Without pictures, repeat the lines of the entries from the one containing "Enumerate this screenshot's" through the last, both ends included, and nothing else.

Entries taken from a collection
┌────────
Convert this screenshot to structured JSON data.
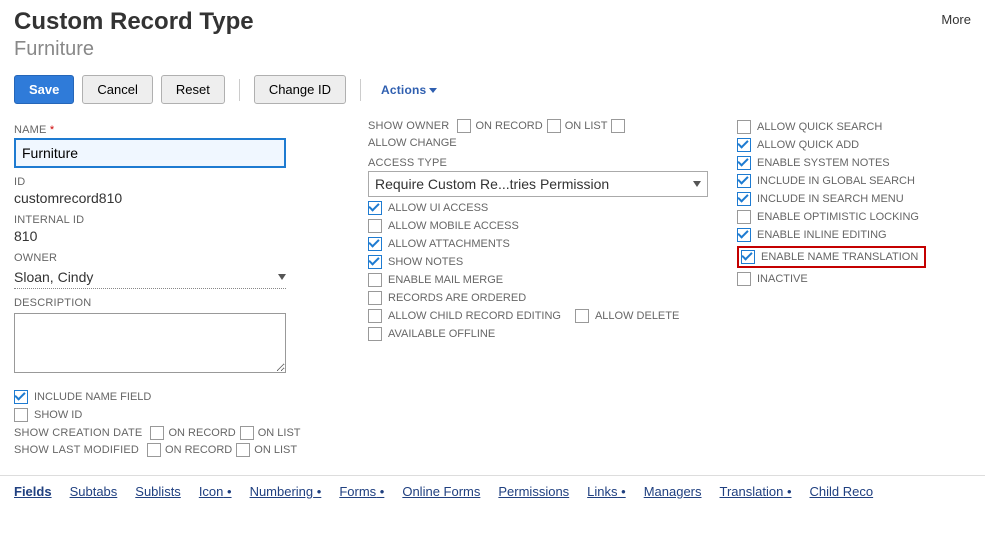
{
  "header": {
    "title": "Custom Record Type",
    "subtitle": "Furniture",
    "more": "More"
  },
  "buttons": {
    "save": "Save",
    "cancel": "Cancel",
    "reset": "Reset",
    "change_id": "Change ID",
    "actions": "Actions"
  },
  "left": {
    "name_label": "NAME",
    "name_value": "Furniture",
    "id_label": "ID",
    "id_value": "customrecord810",
    "internal_id_label": "INTERNAL ID",
    "internal_id_value": "810",
    "owner_label": "OWNER",
    "owner_value": "Sloan, Cindy",
    "description_label": "DESCRIPTION",
    "description_value": "",
    "include_name_field": "INCLUDE NAME FIELD",
    "show_id": "SHOW ID",
    "show_creation_date": "SHOW CREATION DATE",
    "show_last_modified": "SHOW LAST MODIFIED",
    "on_record": "ON RECORD",
    "on_list": "ON LIST"
  },
  "mid": {
    "show_owner": "SHOW OWNER",
    "on_record": "ON RECORD",
    "on_list": "ON LIST",
    "allow_change": "ALLOW CHANGE",
    "access_type_label": "ACCESS TYPE",
    "access_type_value": "Require Custom Re...tries Permission",
    "allow_ui_access": "ALLOW UI ACCESS",
    "allow_mobile_access": "ALLOW MOBILE ACCESS",
    "allow_attachments": "ALLOW ATTACHMENTS",
    "show_notes": "SHOW NOTES",
    "enable_mail_merge": "ENABLE MAIL MERGE",
    "records_are_ordered": "RECORDS ARE ORDERED",
    "allow_child_record_editing": "ALLOW CHILD RECORD EDITING",
    "allow_delete": "ALLOW DELETE",
    "available_offline": "AVAILABLE OFFLINE"
  },
  "right": {
    "allow_quick_search": "ALLOW QUICK SEARCH",
    "allow_quick_add": "ALLOW QUICK ADD",
    "enable_system_notes": "ENABLE SYSTEM NOTES",
    "include_in_global_search": "INCLUDE IN GLOBAL SEARCH",
    "include_in_search_menu": "INCLUDE IN SEARCH MENU",
    "enable_optimistic_locking": "ENABLE OPTIMISTIC LOCKING",
    "enable_inline_editing": "ENABLE INLINE EDITING",
    "enable_name_translation": "ENABLE NAME TRANSLATION",
    "inactive": "INACTIVE"
  },
  "tabs": {
    "fields": "Fields",
    "subtabs": "Subtabs",
    "sublists": "Sublists",
    "icon": "Icon",
    "numbering": "Numbering",
    "forms": "Forms",
    "online_forms": "Online Forms",
    "permissions": "Permissions",
    "links": "Links",
    "managers": "Managers",
    "translation": "Translation",
    "child_records": "Child Reco"
  }
}
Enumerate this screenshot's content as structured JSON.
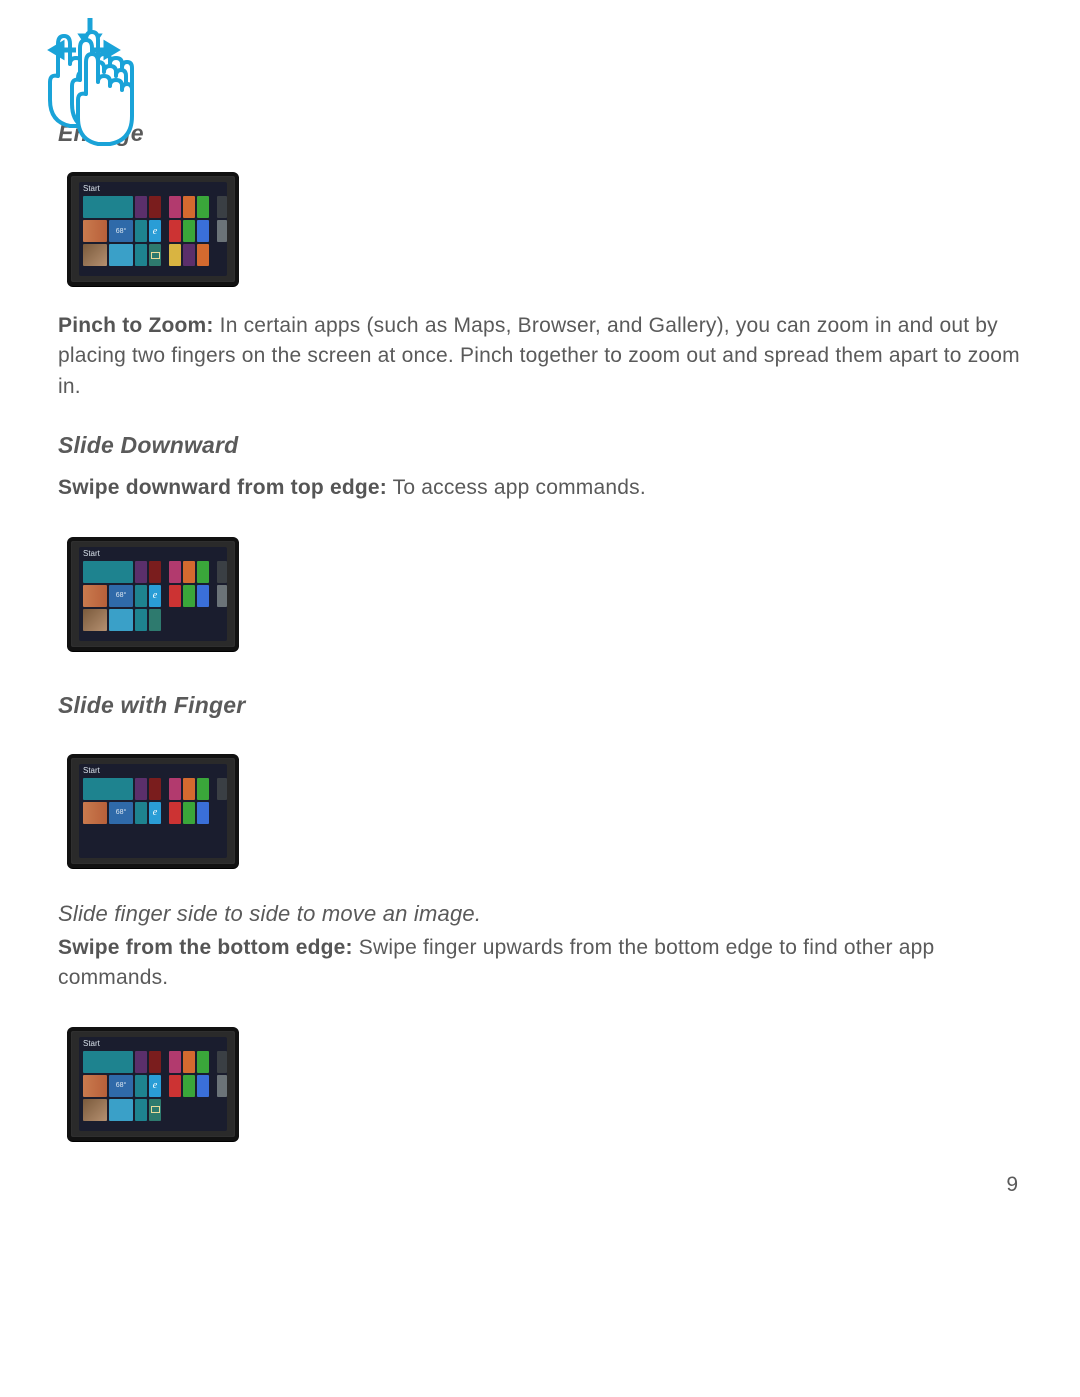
{
  "section1": {
    "heading": "Enlarge",
    "boldLead": "Pinch to Zoom:",
    "text": " In certain apps (such as Maps, Browser, and Gallery), you can zoom in and out by placing two fingers on the screen at once. Pinch together to zoom out and spread them apart to zoom in."
  },
  "section2": {
    "heading": "Slide Downward",
    "boldLead": "Swipe downward from top edge:",
    "text": " To access app commands."
  },
  "section3": {
    "heading": "Slide with Finger",
    "caption": "Slide finger side to side to move an image.",
    "boldLead": "Swipe from the bottom edge:",
    "text": " Swipe finger upwards from the bottom edge to find other app commands."
  },
  "tablet": {
    "startLabel": "Start",
    "tempTile": "68°"
  },
  "pageNumber": "9"
}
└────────
Result of this exercise:
Enumerate this screenshot's content as structured JSON.
{
  "section1": {
    "heading": "Enlarge",
    "boldLead": "Pinch to Zoom:",
    "text": " In certain apps (such as Maps, Browser, and Gallery), you can zoom in and out by placing two fingers on the screen at once. Pinch together to zoom out and spread them apart to zoom in."
  },
  "section2": {
    "heading": "Slide Downward",
    "boldLead": "Swipe downward from top edge:",
    "text": " To access app commands."
  },
  "section3": {
    "heading": "Slide with Finger",
    "caption": "Slide finger side to side to move an image.",
    "boldLead": "Swipe from the bottom edge:",
    "text": " Swipe finger upwards from the bottom edge to find other app commands."
  },
  "tablet": {
    "startLabel": "Start",
    "tempTile": "68°"
  },
  "pageNumber": "9"
}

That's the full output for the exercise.